§ WORK INSTRUCTIONS
Would you print only the lines running from the one with "Decode this image" to the final line of the data below, word for word and without pictures?

§ MATERIAL PROVIDED
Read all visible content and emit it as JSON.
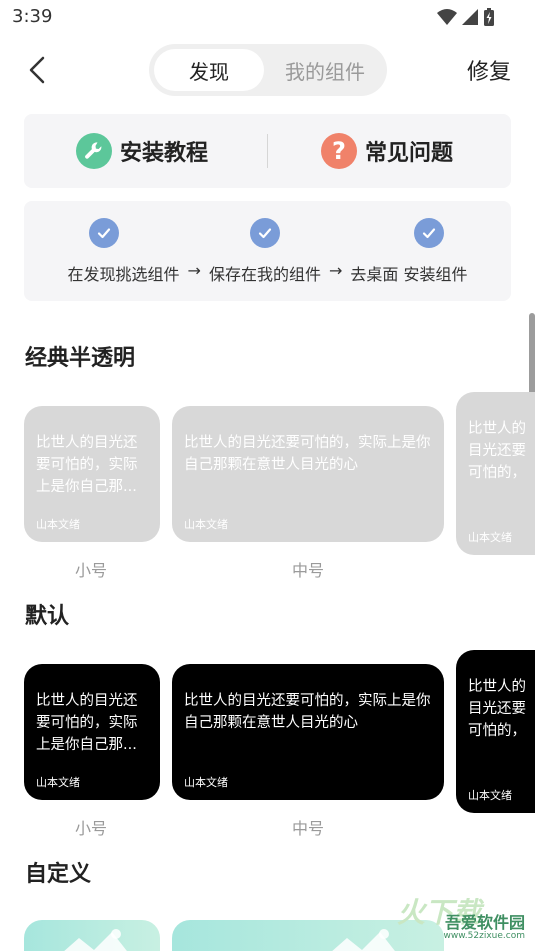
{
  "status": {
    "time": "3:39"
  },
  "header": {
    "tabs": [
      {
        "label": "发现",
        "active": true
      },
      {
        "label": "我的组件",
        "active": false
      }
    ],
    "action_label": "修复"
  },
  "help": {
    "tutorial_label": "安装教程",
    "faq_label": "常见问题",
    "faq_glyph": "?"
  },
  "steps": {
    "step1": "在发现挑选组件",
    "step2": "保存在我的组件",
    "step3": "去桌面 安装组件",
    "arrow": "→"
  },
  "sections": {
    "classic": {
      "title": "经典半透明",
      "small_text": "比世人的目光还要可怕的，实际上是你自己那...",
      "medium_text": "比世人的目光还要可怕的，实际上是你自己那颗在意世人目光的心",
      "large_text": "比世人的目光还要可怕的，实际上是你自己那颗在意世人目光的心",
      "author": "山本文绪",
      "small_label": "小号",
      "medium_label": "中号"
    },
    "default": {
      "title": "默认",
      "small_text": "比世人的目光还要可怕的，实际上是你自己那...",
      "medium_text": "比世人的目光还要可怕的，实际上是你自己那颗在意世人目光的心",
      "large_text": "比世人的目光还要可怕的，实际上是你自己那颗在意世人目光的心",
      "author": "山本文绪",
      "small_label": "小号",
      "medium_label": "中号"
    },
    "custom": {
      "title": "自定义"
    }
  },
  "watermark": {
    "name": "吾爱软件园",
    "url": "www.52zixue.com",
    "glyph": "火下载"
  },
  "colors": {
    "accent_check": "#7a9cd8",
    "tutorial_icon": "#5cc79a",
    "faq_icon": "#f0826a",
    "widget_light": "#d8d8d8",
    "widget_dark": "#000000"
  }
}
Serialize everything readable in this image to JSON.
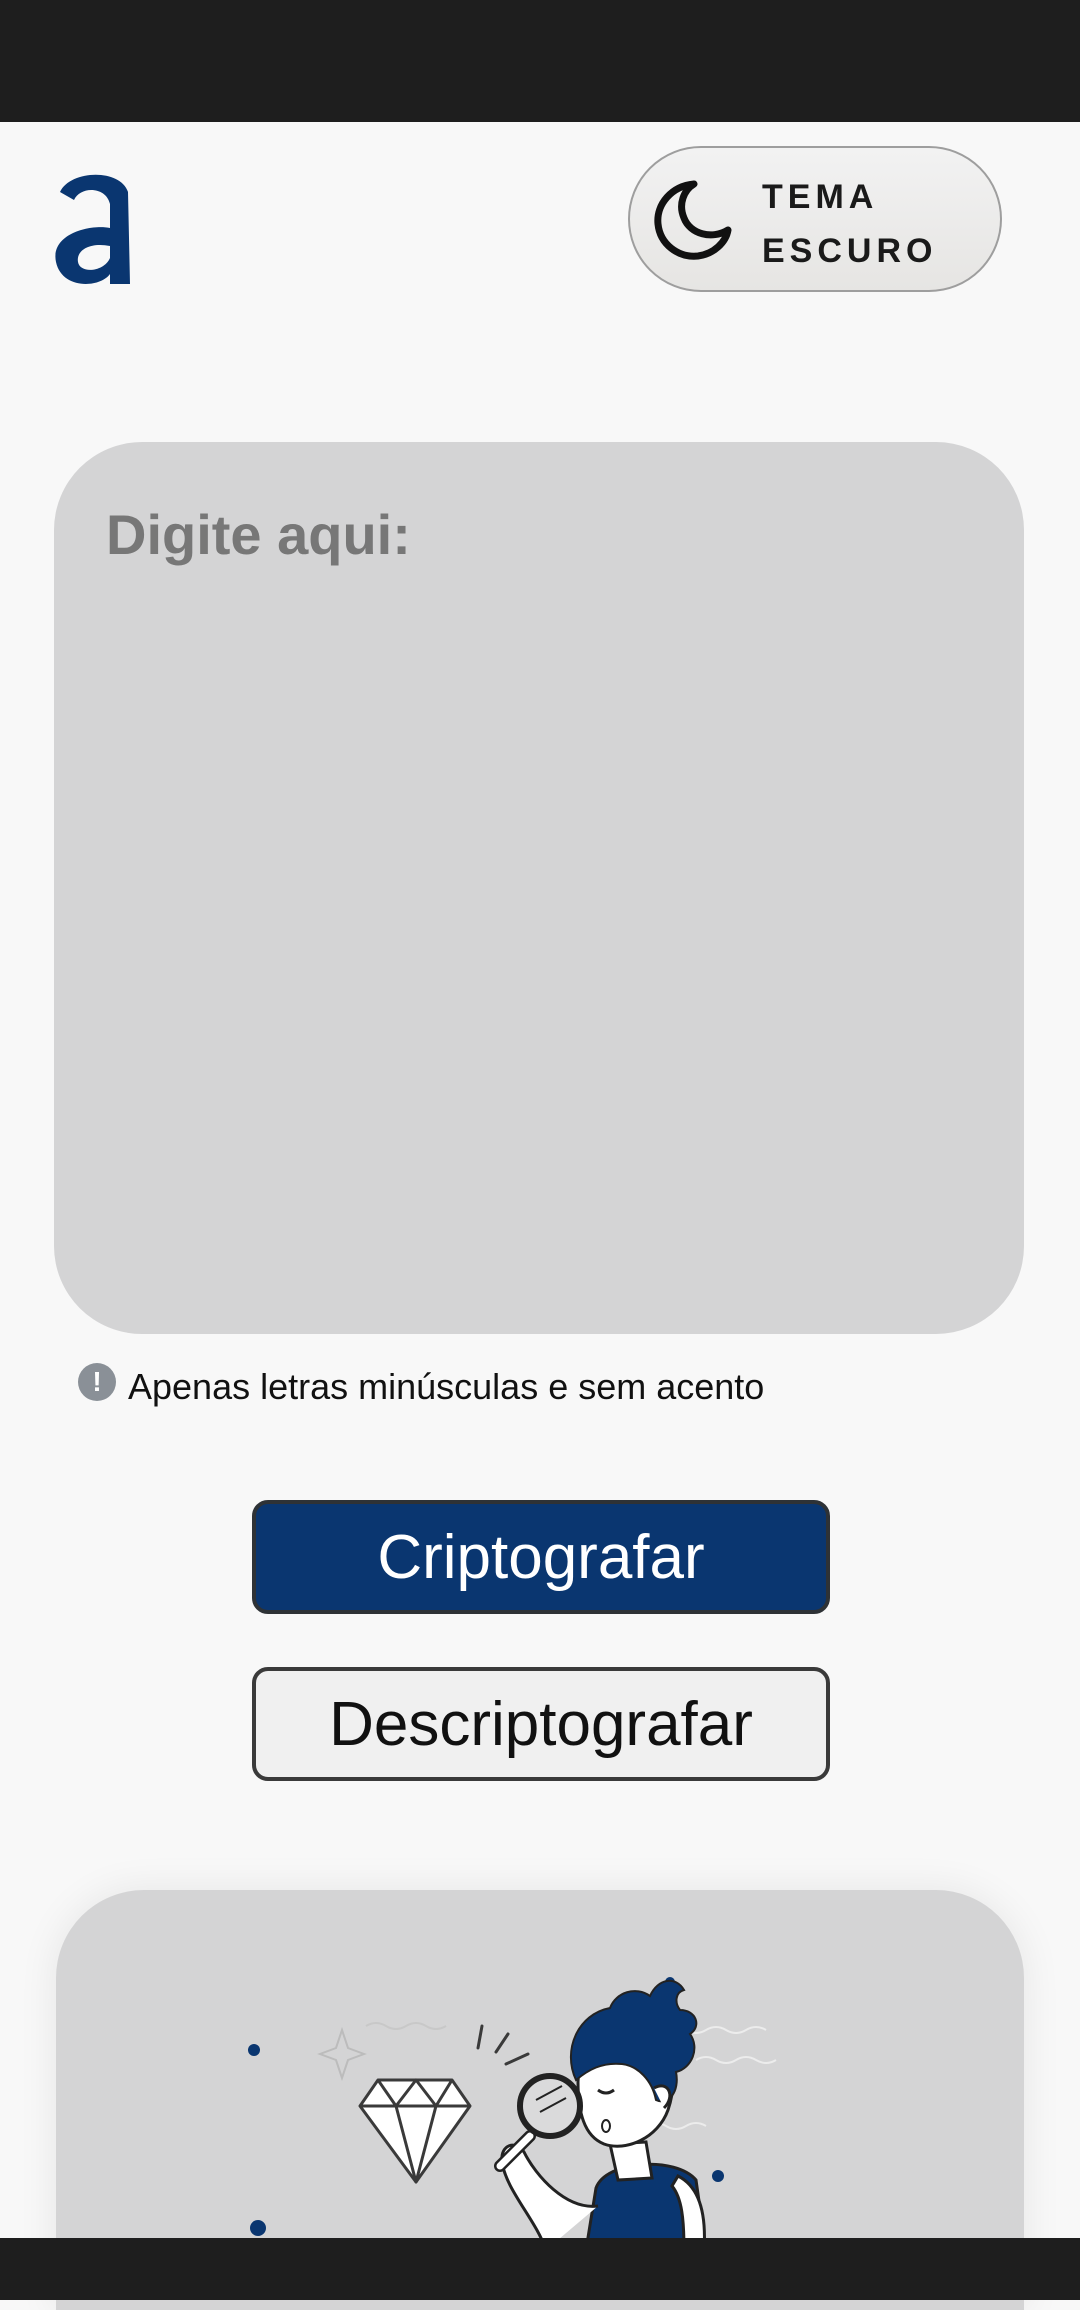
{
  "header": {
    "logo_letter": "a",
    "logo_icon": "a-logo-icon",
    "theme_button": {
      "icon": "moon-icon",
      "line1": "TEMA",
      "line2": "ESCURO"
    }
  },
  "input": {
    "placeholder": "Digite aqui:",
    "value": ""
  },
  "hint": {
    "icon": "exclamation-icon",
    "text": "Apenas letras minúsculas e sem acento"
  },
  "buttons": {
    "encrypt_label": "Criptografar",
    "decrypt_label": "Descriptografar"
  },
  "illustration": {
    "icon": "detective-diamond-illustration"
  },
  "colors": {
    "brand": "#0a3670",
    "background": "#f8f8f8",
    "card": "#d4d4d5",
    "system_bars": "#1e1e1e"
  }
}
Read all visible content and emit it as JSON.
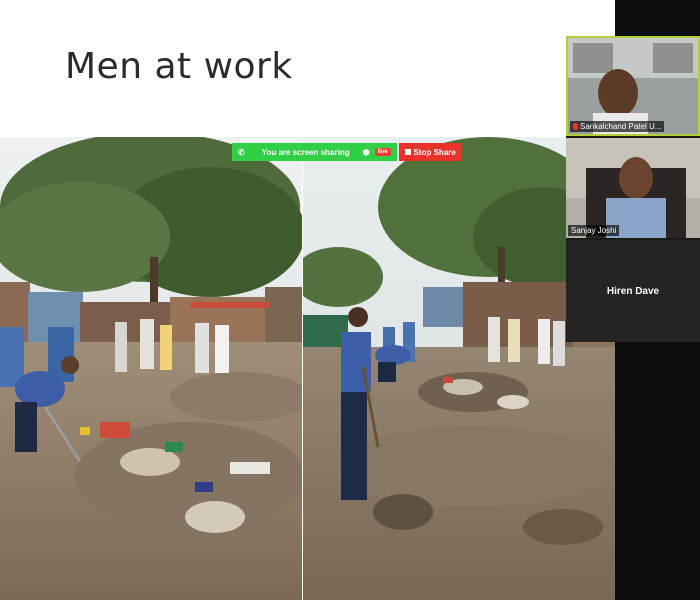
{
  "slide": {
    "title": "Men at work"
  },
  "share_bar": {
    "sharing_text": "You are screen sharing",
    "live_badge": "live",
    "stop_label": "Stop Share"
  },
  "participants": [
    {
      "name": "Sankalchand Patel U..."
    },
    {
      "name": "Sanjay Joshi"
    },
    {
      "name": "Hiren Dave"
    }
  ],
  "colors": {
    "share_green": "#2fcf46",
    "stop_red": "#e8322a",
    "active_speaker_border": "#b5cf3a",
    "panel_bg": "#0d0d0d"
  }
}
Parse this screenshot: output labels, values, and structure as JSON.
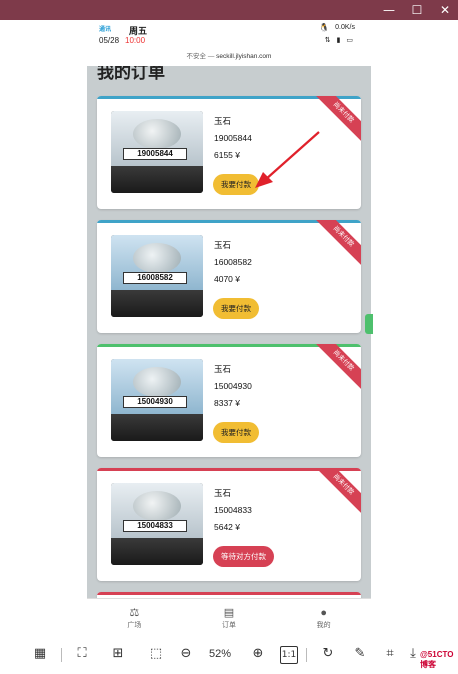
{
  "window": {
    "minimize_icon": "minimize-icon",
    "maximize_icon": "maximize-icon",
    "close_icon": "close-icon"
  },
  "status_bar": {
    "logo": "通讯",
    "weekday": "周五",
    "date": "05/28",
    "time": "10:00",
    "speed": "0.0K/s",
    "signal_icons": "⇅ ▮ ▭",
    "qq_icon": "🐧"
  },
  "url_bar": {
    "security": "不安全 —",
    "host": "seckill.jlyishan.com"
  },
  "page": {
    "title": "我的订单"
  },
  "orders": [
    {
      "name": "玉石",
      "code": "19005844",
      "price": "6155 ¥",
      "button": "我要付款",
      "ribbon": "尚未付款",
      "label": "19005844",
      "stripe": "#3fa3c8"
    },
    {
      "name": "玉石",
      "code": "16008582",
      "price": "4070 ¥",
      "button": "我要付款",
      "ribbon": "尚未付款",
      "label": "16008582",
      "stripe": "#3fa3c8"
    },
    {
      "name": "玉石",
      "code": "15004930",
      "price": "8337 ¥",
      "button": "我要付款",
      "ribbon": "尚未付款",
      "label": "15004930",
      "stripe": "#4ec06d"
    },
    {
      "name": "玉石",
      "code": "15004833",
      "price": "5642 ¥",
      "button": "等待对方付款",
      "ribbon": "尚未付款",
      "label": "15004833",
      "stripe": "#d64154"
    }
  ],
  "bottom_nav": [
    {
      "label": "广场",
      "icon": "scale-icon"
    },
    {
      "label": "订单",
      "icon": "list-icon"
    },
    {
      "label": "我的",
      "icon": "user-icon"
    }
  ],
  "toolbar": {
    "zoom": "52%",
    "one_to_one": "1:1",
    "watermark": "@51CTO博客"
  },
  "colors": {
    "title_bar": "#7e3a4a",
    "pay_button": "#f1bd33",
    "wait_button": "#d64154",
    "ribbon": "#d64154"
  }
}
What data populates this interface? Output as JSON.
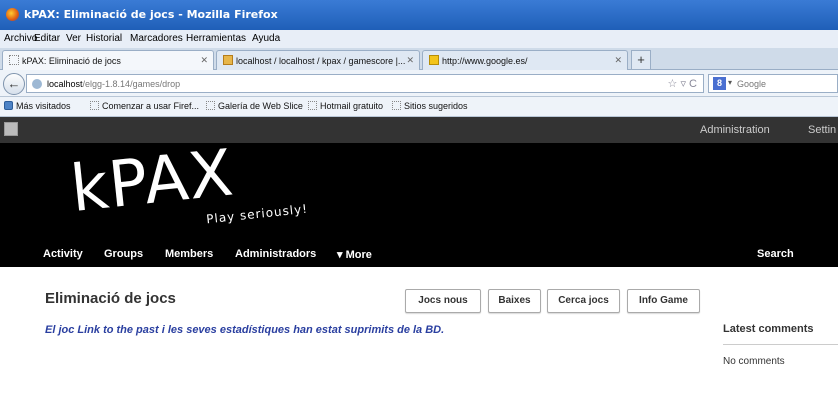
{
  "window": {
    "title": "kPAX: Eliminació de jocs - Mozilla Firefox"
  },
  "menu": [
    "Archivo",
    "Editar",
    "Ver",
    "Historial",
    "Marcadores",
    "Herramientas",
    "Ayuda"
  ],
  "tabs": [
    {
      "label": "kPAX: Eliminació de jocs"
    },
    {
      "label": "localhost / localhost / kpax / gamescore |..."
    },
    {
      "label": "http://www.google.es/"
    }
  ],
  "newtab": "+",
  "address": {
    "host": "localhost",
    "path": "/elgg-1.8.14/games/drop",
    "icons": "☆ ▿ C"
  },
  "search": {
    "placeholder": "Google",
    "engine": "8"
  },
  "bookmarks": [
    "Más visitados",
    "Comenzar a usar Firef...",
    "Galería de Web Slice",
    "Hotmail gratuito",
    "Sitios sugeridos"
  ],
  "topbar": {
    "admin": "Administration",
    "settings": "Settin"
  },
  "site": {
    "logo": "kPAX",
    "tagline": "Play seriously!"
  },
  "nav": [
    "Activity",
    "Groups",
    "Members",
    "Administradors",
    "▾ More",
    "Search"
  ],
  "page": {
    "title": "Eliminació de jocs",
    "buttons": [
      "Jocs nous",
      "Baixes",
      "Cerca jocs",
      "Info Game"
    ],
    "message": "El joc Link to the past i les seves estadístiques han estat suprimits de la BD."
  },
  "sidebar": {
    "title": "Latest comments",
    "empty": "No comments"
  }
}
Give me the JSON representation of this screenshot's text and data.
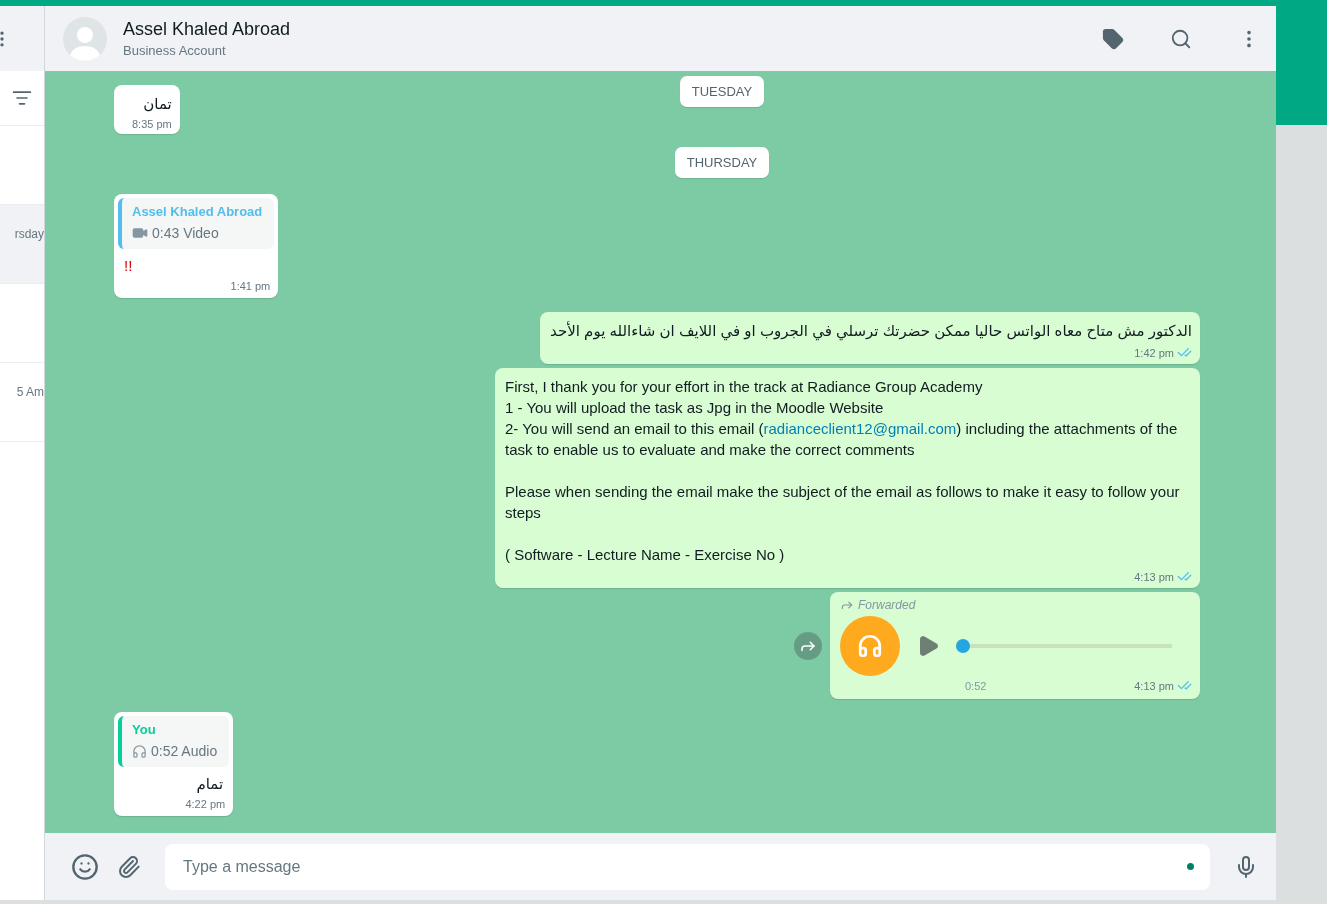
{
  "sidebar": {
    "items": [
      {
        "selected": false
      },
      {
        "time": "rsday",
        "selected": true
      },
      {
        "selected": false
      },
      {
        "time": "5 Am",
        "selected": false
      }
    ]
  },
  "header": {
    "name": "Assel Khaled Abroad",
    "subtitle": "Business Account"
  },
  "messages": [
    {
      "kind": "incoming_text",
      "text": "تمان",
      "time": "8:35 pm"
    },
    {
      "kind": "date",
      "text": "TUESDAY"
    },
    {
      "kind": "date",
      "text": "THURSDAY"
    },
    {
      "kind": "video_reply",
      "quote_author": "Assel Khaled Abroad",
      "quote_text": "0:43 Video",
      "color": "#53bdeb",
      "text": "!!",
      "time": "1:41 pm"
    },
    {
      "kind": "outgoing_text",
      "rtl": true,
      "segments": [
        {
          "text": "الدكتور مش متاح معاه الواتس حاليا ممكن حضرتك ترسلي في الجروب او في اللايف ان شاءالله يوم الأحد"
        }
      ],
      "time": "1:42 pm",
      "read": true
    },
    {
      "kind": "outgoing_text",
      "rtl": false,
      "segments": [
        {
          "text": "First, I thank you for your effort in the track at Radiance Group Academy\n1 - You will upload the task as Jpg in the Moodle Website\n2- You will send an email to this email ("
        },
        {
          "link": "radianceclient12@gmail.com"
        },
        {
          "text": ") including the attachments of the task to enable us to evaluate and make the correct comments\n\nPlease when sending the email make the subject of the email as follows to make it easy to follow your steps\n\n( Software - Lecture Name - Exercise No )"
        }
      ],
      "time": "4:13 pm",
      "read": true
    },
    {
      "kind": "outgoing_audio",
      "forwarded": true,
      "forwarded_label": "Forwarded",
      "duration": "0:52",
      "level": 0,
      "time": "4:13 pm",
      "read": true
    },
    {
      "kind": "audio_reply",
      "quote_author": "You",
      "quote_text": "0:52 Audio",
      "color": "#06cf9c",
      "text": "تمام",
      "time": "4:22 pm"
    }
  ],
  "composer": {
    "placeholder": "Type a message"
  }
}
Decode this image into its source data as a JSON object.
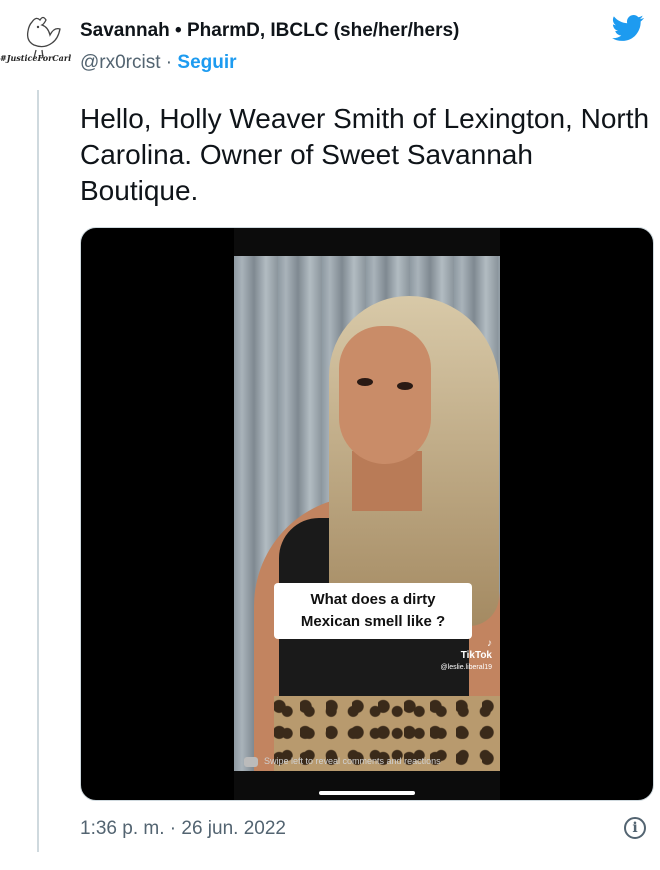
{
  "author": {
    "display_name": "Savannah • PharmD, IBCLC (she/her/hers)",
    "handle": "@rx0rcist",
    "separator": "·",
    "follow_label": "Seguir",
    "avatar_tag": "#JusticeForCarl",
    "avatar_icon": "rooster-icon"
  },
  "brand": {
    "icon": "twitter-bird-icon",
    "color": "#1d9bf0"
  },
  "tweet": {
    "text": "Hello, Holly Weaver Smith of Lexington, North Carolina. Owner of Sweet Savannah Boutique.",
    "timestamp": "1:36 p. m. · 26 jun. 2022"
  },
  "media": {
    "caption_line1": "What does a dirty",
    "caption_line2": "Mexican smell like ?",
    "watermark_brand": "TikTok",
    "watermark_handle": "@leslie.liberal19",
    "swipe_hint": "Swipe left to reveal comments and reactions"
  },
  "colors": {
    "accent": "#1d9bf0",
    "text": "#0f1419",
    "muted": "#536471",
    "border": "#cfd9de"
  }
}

§ RESULT
Decode this image into its source data as a JSON object.
{
  "author": {
    "display_name": "Savannah • PharmD, IBCLC (she/her/hers)",
    "handle": "@rx0rcist",
    "separator": "·",
    "follow_label": "Seguir",
    "avatar_tag": "#JusticeForCarl",
    "avatar_icon": "rooster-icon"
  },
  "brand": {
    "icon": "twitter-bird-icon",
    "color": "#1d9bf0"
  },
  "tweet": {
    "text": "Hello, Holly Weaver Smith of Lexington, North Carolina. Owner of Sweet Savannah Boutique.",
    "timestamp": "1:36 p. m. · 26 jun. 2022"
  },
  "media": {
    "caption_line1": "What does a dirty",
    "caption_line2": "Mexican smell like ?",
    "watermark_brand": "TikTok",
    "watermark_handle": "@leslie.liberal19",
    "swipe_hint": "Swipe left to reveal comments and reactions"
  },
  "colors": {
    "accent": "#1d9bf0",
    "text": "#0f1419",
    "muted": "#536471",
    "border": "#cfd9de"
  }
}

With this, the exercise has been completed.